What you are asked to do >> Using the records below, filter for lines that contain the string "Super" and copy them out.

___ Supplied information

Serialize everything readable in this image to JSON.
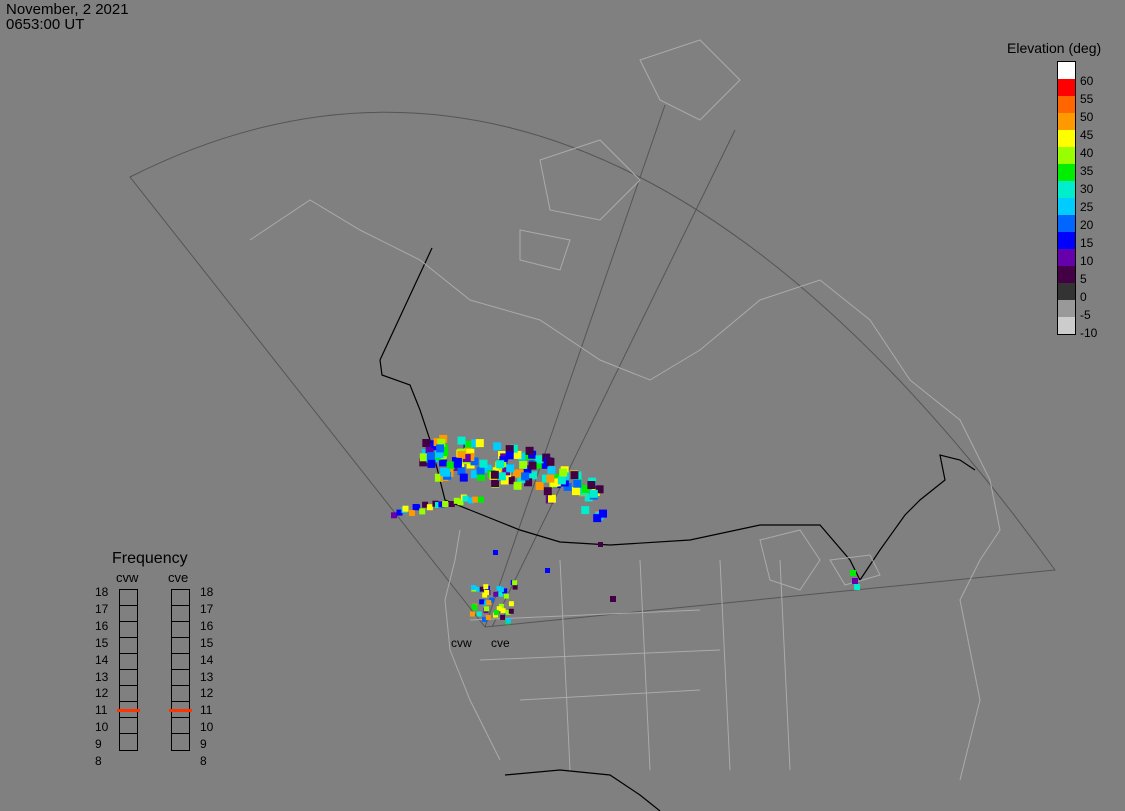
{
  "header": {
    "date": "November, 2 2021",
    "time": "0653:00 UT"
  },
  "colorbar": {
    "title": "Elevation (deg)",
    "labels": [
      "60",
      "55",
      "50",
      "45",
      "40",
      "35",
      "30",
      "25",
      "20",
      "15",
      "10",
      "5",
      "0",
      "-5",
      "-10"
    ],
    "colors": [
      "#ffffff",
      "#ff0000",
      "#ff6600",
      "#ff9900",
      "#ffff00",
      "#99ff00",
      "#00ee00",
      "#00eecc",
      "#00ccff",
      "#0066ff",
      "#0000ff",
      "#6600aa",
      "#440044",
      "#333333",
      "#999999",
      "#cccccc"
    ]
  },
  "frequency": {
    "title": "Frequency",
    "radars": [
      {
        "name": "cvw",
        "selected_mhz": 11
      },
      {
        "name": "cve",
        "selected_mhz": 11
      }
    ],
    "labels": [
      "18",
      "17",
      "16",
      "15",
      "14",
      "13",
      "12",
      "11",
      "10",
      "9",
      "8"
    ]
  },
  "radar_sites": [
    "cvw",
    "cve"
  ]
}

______
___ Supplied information

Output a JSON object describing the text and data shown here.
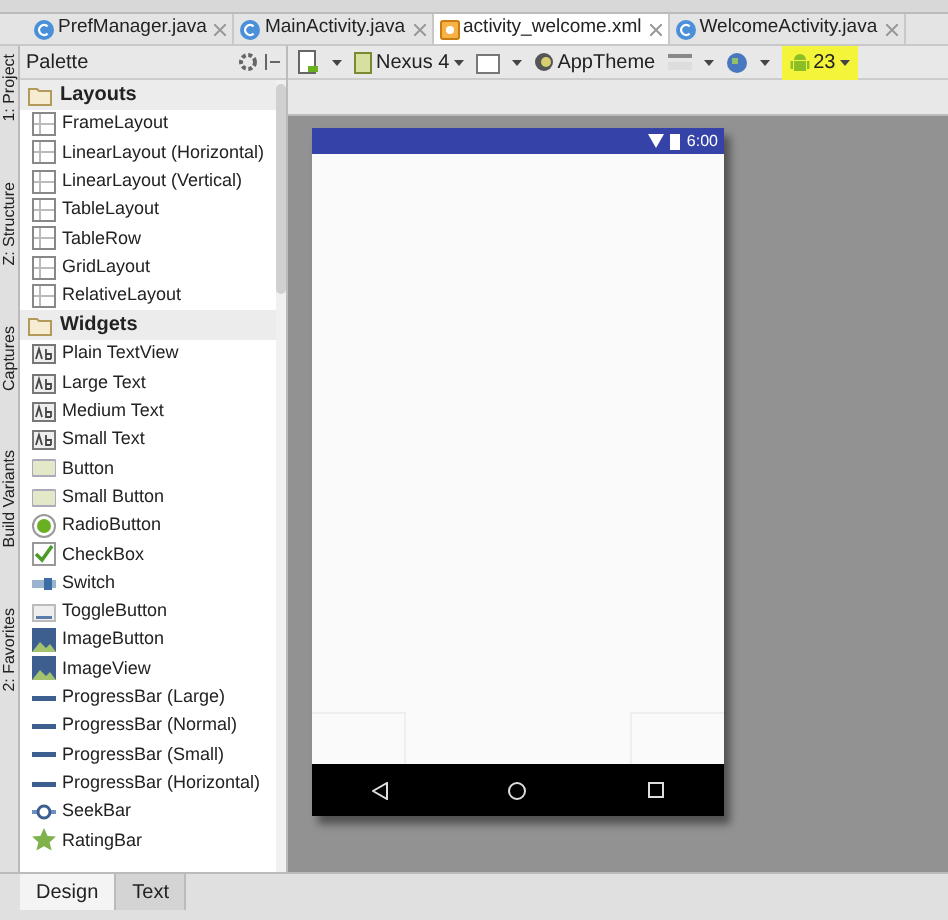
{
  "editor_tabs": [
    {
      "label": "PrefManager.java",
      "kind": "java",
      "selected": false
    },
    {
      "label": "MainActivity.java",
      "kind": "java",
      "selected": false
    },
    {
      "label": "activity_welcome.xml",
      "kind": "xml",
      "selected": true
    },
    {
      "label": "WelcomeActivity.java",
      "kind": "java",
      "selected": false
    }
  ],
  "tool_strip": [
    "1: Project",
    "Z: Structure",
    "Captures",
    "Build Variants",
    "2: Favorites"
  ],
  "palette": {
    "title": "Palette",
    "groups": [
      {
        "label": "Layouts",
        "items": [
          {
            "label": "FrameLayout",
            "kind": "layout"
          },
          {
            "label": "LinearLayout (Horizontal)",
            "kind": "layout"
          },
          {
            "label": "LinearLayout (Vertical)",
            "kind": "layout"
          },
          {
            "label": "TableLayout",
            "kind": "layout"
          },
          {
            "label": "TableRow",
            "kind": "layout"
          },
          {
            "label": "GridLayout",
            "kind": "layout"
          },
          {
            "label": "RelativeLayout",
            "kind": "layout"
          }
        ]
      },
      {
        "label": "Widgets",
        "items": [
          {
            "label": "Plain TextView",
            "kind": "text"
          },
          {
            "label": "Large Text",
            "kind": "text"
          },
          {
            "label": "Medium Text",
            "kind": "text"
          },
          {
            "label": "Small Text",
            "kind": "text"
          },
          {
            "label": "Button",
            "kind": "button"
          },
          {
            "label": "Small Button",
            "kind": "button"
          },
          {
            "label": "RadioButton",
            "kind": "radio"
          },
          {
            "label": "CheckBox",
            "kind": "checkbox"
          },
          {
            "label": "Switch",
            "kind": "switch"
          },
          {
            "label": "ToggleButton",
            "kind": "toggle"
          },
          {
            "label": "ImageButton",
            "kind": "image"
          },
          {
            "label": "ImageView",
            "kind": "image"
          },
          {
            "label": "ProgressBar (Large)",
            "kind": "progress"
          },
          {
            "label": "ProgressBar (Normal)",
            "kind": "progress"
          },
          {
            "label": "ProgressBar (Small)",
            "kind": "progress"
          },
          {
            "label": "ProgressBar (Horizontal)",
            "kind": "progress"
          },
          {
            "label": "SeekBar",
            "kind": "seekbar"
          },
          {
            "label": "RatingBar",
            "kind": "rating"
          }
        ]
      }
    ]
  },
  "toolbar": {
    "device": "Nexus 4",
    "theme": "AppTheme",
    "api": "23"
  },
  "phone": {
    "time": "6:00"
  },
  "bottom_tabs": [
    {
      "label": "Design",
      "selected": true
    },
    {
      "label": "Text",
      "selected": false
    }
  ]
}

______
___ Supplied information

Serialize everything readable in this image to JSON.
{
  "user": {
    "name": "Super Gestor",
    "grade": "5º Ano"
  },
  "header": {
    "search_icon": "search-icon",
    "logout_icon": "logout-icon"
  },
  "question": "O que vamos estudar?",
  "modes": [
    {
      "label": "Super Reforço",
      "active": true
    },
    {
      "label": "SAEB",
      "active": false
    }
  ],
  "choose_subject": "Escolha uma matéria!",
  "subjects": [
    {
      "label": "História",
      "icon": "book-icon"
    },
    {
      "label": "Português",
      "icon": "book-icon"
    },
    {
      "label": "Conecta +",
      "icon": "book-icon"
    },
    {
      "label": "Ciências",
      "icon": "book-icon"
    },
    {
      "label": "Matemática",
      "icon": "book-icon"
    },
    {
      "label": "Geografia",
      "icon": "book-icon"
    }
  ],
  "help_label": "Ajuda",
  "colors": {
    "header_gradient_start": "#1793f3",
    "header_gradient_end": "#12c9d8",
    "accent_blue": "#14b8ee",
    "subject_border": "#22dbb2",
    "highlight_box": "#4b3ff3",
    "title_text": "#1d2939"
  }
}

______

Task response >>
    "name": "Super Gestor",
      "label": "Super Reforço",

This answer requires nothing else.